(WHAT TO PRODUCE):
Please return all of the entries below exactly as they are written.

Collected data:

[Start of section]

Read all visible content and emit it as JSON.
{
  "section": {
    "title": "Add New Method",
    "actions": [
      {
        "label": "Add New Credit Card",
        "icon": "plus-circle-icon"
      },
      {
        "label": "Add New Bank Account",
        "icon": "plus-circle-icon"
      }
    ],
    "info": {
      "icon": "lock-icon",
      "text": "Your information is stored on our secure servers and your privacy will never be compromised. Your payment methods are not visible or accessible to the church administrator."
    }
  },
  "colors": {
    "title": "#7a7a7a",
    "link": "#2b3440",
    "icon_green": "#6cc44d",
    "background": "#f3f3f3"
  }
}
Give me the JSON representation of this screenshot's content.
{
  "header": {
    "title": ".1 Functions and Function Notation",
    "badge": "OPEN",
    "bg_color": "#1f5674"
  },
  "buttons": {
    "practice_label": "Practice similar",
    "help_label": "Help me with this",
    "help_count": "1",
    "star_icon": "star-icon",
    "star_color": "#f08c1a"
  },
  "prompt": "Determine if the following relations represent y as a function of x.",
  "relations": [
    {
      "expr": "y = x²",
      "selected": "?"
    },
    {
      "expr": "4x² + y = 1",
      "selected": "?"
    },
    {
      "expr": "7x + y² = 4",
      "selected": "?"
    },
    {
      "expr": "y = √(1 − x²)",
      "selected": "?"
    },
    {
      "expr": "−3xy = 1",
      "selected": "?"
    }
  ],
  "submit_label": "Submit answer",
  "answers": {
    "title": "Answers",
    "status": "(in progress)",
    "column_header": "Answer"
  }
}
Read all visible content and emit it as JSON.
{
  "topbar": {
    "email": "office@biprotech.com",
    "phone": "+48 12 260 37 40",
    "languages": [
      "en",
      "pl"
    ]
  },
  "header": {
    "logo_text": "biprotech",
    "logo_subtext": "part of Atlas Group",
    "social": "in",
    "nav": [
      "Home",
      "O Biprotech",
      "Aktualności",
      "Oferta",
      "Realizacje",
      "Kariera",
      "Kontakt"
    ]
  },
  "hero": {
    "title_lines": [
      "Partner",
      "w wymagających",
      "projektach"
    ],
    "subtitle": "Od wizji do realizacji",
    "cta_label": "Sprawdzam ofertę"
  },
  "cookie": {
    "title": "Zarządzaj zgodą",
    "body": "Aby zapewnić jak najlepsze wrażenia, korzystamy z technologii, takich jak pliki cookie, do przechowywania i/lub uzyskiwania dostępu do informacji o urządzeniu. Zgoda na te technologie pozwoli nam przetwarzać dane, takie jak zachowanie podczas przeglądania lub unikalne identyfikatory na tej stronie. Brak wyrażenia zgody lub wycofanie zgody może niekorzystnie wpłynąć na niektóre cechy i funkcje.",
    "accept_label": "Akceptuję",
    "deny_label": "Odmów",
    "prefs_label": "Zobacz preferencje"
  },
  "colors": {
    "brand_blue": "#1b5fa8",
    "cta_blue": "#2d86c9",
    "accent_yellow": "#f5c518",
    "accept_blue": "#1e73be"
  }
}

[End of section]

(EXERCISE ANSWER):
Read all visible content and emit it as JSON.
{
  "section": {
    "title": "Add New Method",
    "actions": [
      {
        "label": "Add New Credit Card",
        "icon": "plus-circle-icon"
      },
      {
        "label": "Add New Bank Account",
        "icon": "plus-circle-icon"
      }
    ],
    "info": {
      "icon": "lock-icon",
      "text": "Your information is stored on our secure servers and your privacy will never be compromised. Your payment methods are not visible or accessible to the church administrator."
    }
  },
  "colors": {
    "title": "#7a7a7a",
    "link": "#2b3440",
    "icon_green": "#6cc44d",
    "background": "#f3f3f3"
  }
}
Give me the JSON representation of this screenshot's content.
{
  "header": {
    "title": ".1 Functions and Function Notation",
    "badge": "OPEN",
    "bg_color": "#1f5674"
  },
  "buttons": {
    "practice_label": "Practice similar",
    "help_label": "Help me with this",
    "help_count": "1",
    "star_icon": "star-icon",
    "star_color": "#f08c1a"
  },
  "prompt": "Determine if the following relations represent y as a function of x.",
  "relations": [
    {
      "expr": "y = x²",
      "selected": "?"
    },
    {
      "expr": "4x² + y = 1",
      "selected": "?"
    },
    {
      "expr": "7x + y² = 4",
      "selected": "?"
    },
    {
      "expr": "y = √(1 − x²)",
      "selected": "?"
    },
    {
      "expr": "−3xy = 1",
      "selected": "?"
    }
  ],
  "submit_label": "Submit answer",
  "answers": {
    "title": "Answers",
    "status": "(in progress)",
    "column_header": "Answer"
  }
}
Read all visible content and emit it as JSON.
{
  "topbar": {
    "email": "office@biprotech.com",
    "phone": "+48 12 260 37 40",
    "languages": [
      "en",
      "pl"
    ]
  },
  "header": {
    "logo_text": "biprotech",
    "logo_subtext": "part of Atlas Group",
    "social": "in",
    "nav": [
      "Home",
      "O Biprotech",
      "Aktualności",
      "Oferta",
      "Realizacje",
      "Kariera",
      "Kontakt"
    ]
  },
  "hero": {
    "title_lines": [
      "Partner",
      "w wymagających",
      "projektach"
    ],
    "subtitle": "Od wizji do realizacji",
    "cta_label": "Sprawdzam ofertę"
  },
  "cookie": {
    "title": "Zarządzaj zgodą",
    "body": "Aby zapewnić jak najlepsze wrażenia, korzystamy z technologii, takich jak pliki cookie, do przechowywania i/lub uzyskiwania dostępu do informacji o urządzeniu. Zgoda na te technologie pozwoli nam przetwarzać dane, takie jak zachowanie podczas przeglądania lub unikalne identyfikatory na tej stronie. Brak wyrażenia zgody lub wycofanie zgody może niekorzystnie wpłynąć na niektóre cechy i funkcje.",
    "accept_label": "Akceptuję",
    "deny_label": "Odmów",
    "prefs_label": "Zobacz preferencje"
  },
  "colors": {
    "brand_blue": "#1b5fa8",
    "cta_blue": "#2d86c9",
    "accent_yellow": "#f5c518",
    "accept_blue": "#1e73be"
  }
}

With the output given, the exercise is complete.